Last week Four Twenty Seven and Moody's hosted a webinar exploring these topics. Four Twenty Seven's Yoon Kim discussed disproportionate exposure of people of color to climate hazards, Moody's Investors Services' Ram Sri-Saravanapavaan presented on the implications of inequality on sovereign credit, Tulane's Jesse Keenan discussed climate justice in urban development and UC Irvine's Michael Méndez presented on racial equity in climate policy. Register here to watch the recording.
This regional award showcases vendors and end users with high quality solutions with global relevance that are also especially pertinent to Asia markets.This came as financial regulators across the Asia-Pacific region have increasingly contributed to the global call for increased measurement and disclosure of climate risks in investment portfolios, encouraging financial actors to step up. With an office in Tokyo and a partnership with Sydney based DB Funds Advisory, Four Twenty Seven is excited to bring our award-winning climate risk data to more financial stakeholders in these markets.
Four Twenty Seven Recognized in Exeleon Magazine's Top Companies
Business and Tech Magazine Exeleon, includes Four Twenty Seven in its listing of the top 100 companies to watch in 2020. "While the past several years have seen an increase in awareness of the material risks of climate change, Four Twenty Seven was on the leading edge of analyzing many complex scientific datasets and translating them for financial and business stakeholders." Exeleon writes. "Emilie and her team publish deeply data-driven and location-specific analysis, based on the best available climate data and the specific need of financial stakeholders."
Four Twenty Seven Partners with Nova Group
Nova's Climate Resilience Assessment Leverages Four Twenty Seven's Physical Risk Data
risk data now informs Nova’s new Climate Resilience Assessment, providing resilience recommendations based on the risks and characteristics of the specific asset of interest.
Inside the Office at Four Twenty Seven
Associate Director, Research - Stephanie Auer
Four Twenty Seven welcomes Stephanie as Associate Director, Research. Stephanie develops and incorporates metrics of novel climate indices into Four Twenty Seven’s products and services. Stephanie’s background is in data science and conservation ecology. She has worked for NatureServe and the California Academy of Sciences in ecological forecasting, data visualization and mapping, with a focus on analysis and communication for climate change adaptation planning.
Join the team! Four Twenty Seven is Hiring
There are several opportunities to join Four Twenty Seven's dynamic team. See the open position below and visit our Careers page and Moody's Careers page for more information.

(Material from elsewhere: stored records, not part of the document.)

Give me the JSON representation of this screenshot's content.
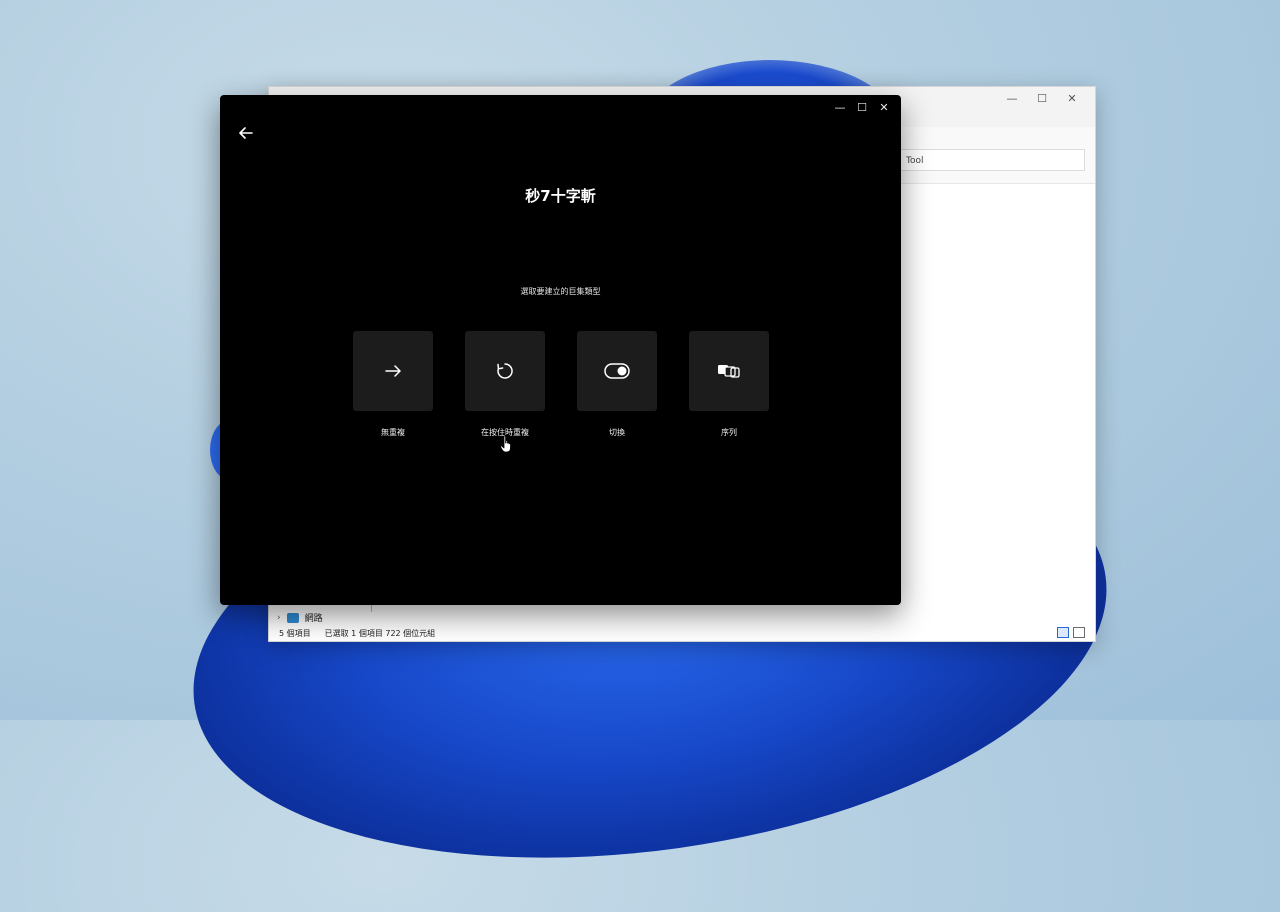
{
  "background_window": {
    "minimize": "—",
    "maximize": "☐",
    "close": "✕",
    "search_value": "Tool",
    "nav_item": "網路",
    "status": {
      "item_count": "5 個項目",
      "selection": "已選取 1 個項目 722 個位元組"
    }
  },
  "app": {
    "minimize": "—",
    "maximize": "☐",
    "close": "✕",
    "title": "秒7十字斬",
    "subtitle": "選取要建立的巨集類型",
    "tiles": [
      {
        "label": "無重複",
        "icon": "arrow-right-icon"
      },
      {
        "label": "在按住時重複",
        "icon": "rotate-icon"
      },
      {
        "label": "切換",
        "icon": "toggle-icon"
      },
      {
        "label": "序列",
        "icon": "sequence-icon"
      }
    ]
  }
}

IAM Modeler with expertise in Integrated Assessment Models (IAMs) and in translating IAM outputs for a wide range of stakeholders
Join the team online at these upcoming events and check our Events page for updates: